Structure of poly(lactic-co-glycolic acid). x= number of units of lactic acid; y= number of units of glycolic acid.

PLGA or poly(lactic-co-glycolic acid) is a copolymer which is used in a host of Food and Drug Administration (FDA) approved therapeutic devices, owing to its biodegradability and biocompatibility. PLGA is synthesized by means of ring-opening co-polymerization of two different monomers, the cyclic dimers (1,4-dioxane-2,5-diones) of glycolic acid and lactic acid. Polymers can be synthesized as either random or block copolymers thereby imparting additional polymer properties. Common catalysts used in the preparation of this polymer include tin(II) 2-ethylhexanoate, tin(II) alkoxides, or aluminum isopropoxide. During polymerization, successive monomeric units (of glycolic or lactic acid) are linked together in PLGA by ester linkages, thus yielding a linear, aliphatic polyester as a product.[1]

Depending on the ratio of lactide to glycolide used for the polymerization, different forms of PLGA can be obtained: these are usually identified in regard to the molar ratio of the monomers used (e.g. PLGA 75:25 identifies a copolymer whose composition is 75% lactic acid and 25% glycolic acid). The crystallinity of PLGAs will vary from fully amorphous to fully crystalline depending on block structure and molar ratio. PLGAs typically show a glass transition temperature in the range of 40-60 °C. PLGA can be dissolved by a wide range of solvents, depending on composition. Higher lactide polymers can be dissolved using chlorinated solvents whereas higher glycolide materials will require the use of fluorinated solvents such as HFIP.

PLGA degrades by hydrolysis of its ester linkages in the presence of water. It has been shown that the time required for degradation of PLGA is related to the monomers' ratio used in production: the higher the content of glycolide units, the lower the time required for degradation as compared to predominantly lactide materials. An exception to this rule is the copolymer with 50:50 monomers' ratio which exhibits the faster degradation (about two months). In addition, polymers that are end-capped with esters (as opposed to the free carboxylic acid) demonstrate longer degradation half-lives.[2]

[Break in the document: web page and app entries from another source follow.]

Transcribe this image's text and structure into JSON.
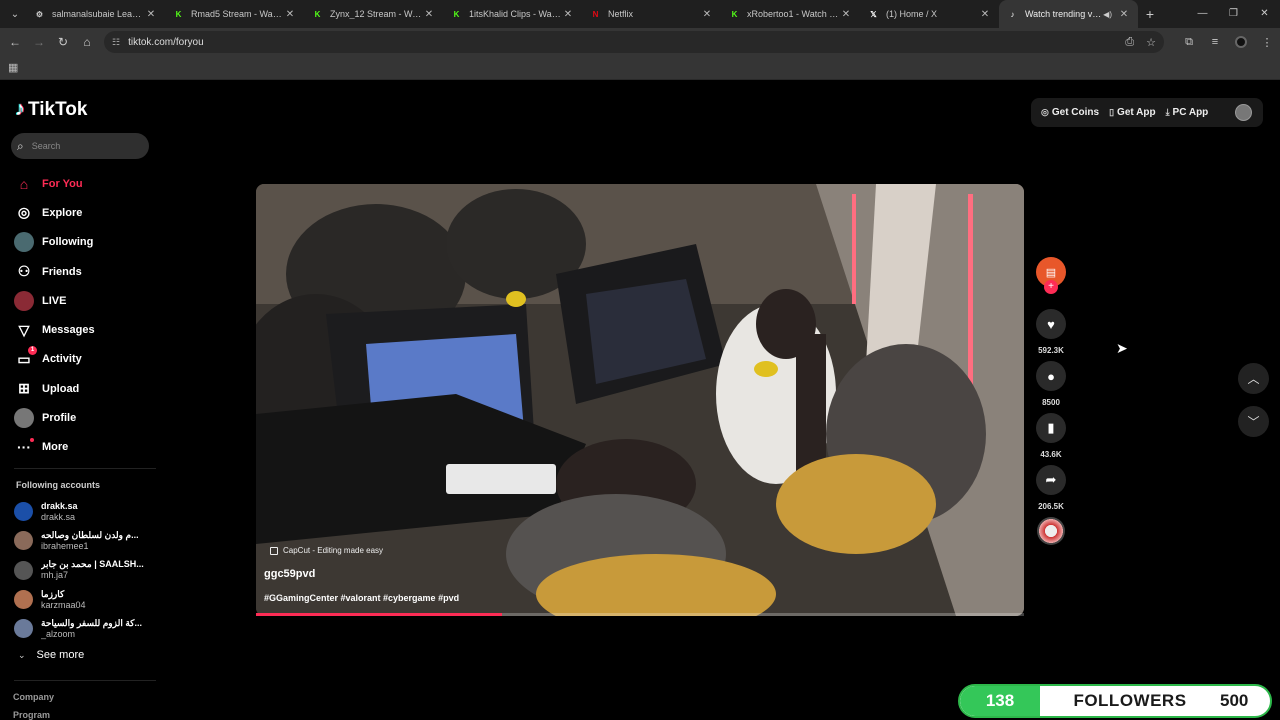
{
  "browser": {
    "tabs": [
      {
        "title": "salmanalsubaie LeaderBo",
        "favicon": "gear-icon",
        "favcolor": "#cccccc"
      },
      {
        "title": "Rmad5 Stream - Watch L",
        "favicon": "kick-icon",
        "favcolor": "#53fc18"
      },
      {
        "title": "Zynx_12 Stream - Watch",
        "favicon": "kick-icon",
        "favcolor": "#53fc18"
      },
      {
        "title": "1itsKhalid Clips - Watch L",
        "favicon": "kick-icon",
        "favcolor": "#53fc18"
      },
      {
        "title": "Netflix",
        "favicon": "netflix-icon",
        "favcolor": "#e50914"
      },
      {
        "title": "xRobertoo1 - Watch the V",
        "favicon": "kick-icon",
        "favcolor": "#53fc18"
      },
      {
        "title": "(1) Home / X",
        "favicon": "x-icon",
        "favcolor": "#ffffff"
      },
      {
        "title": "Watch trending video",
        "favicon": "tiktok-icon",
        "favcolor": "#ffffff",
        "active": true
      }
    ],
    "url": "tiktok.com/foryou"
  },
  "sidebar": {
    "logo": "TikTok",
    "search_placeholder": "Search",
    "nav": [
      {
        "label": "For You",
        "icon": "home-icon",
        "active": true
      },
      {
        "label": "Explore",
        "icon": "compass-icon"
      },
      {
        "label": "Following",
        "icon": "following-avatar-icon"
      },
      {
        "label": "Friends",
        "icon": "friends-icon"
      },
      {
        "label": "LIVE",
        "icon": "live-icon"
      },
      {
        "label": "Messages",
        "icon": "messages-icon"
      },
      {
        "label": "Activity",
        "icon": "activity-icon",
        "badge": "1"
      },
      {
        "label": "Upload",
        "icon": "upload-icon"
      },
      {
        "label": "Profile",
        "icon": "profile-icon"
      },
      {
        "label": "More",
        "icon": "more-icon"
      }
    ],
    "following_title": "Following accounts",
    "accounts": [
      {
        "name": "drakk.sa",
        "handle": "drakk.sa",
        "color": "#1b4fa8"
      },
      {
        "name": "م ولدن لسلطان وصالحه...",
        "handle": "ibrahemee1",
        "color": "#8a6a5a"
      },
      {
        "name": "محمد بن جابر | SAALSH...",
        "handle": "mh.ja7",
        "color": "#555555"
      },
      {
        "name": "كارزما",
        "handle": "karzmaa04",
        "color": "#b07050"
      },
      {
        "name": "كة الزوم للسفر والسياحة...",
        "handle": "_alzoom",
        "color": "#6a7a9a"
      }
    ],
    "see_more": "See more",
    "footer": [
      "Company",
      "Program"
    ]
  },
  "topbar": {
    "get_coins": "Get Coins",
    "get_app": "Get App",
    "pc_app": "PC App"
  },
  "video": {
    "watermark": "CapCut - Editing made easy",
    "author": "ggc59pvd",
    "description": "#GGamingCenter #valorant #cybergame #pvd",
    "progress": 0.32,
    "likes": "592.3K",
    "comments": "8500",
    "saves": "43.6K",
    "shares": "206.5K"
  },
  "overlay": {
    "current": "138",
    "label": "FOLLOWERS",
    "goal": "500"
  }
}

PLGA has been successful as a biodegradable polymer because it undergoes hydrolysis in the body to produce the original monomers, lactic acid and glycolic acid. These two monomers under normal physiological conditions, are by-products of various metabolic pathways in the body. Since the body effectively deals with the two monomers, there is minimal systemic toxicity associated with using PLGA for drug delivery or biomaterial applications. Also, the possibility to tailor the polymer degradation time by altering the ratio of the monomers used during synthesis has made PLGA a common choice in the production of a variety of biomedical devices, such as, grafts, sutures, implants, prosthetic devices, surgical sealant films, micro and nanoparticles.[3] Specific examples of use include:

See also[edit]

Other biodegradable polymers:


  1. ^ Astete, C. E. & Sabliov, C. M. (2006). "Synthesis and characterization of PLGA nanoparticles". Journal of Biomaterials Science - Polymer Edition. 17 (3): 247–289. doi:10.1163/156856206775997322. PMID 16689015. 
  2. ^ Samadi, N.; Abbadessa, A.; Di Stefano, A.; van Nostrum, C. F.; Vermonden, T.; Rahimian, S.; Teunissen, E. A.; van Steenbergen, M. J.; Amidi, M. & Hennink, W. E. (2013). "The effect of lauryl capping group on protein release and degradation of poly(D,L-lactic-co-glycolic acid) particles". Journal of Controlled Release. 172 (2): 436–443. doi:10.1016/j.jconrel.2013.05.034. PMID 23751568. 
  3. ^ Pavot, V; Berthet, M; Rességuier, J; Legaz, S; Handké, N; Gilbert, SC; Paul, S; Verrier, B (December 2014). "Poly(lactic acid) and poly(lactic-co-glycolic acid) particles as versatile carrier platforms for vaccine delivery.". Nanomedicine (London, England). 9 (17): 2703–18. doi:10.2217/nnm.14.156. PMID 25529572. 
  4. ^ "Dissolvable Plastic Nanofibers could Treat Brain Infections". Scientific Computing. Advantage Business Media. August 28, 2013. Retrieved September 3, 2013.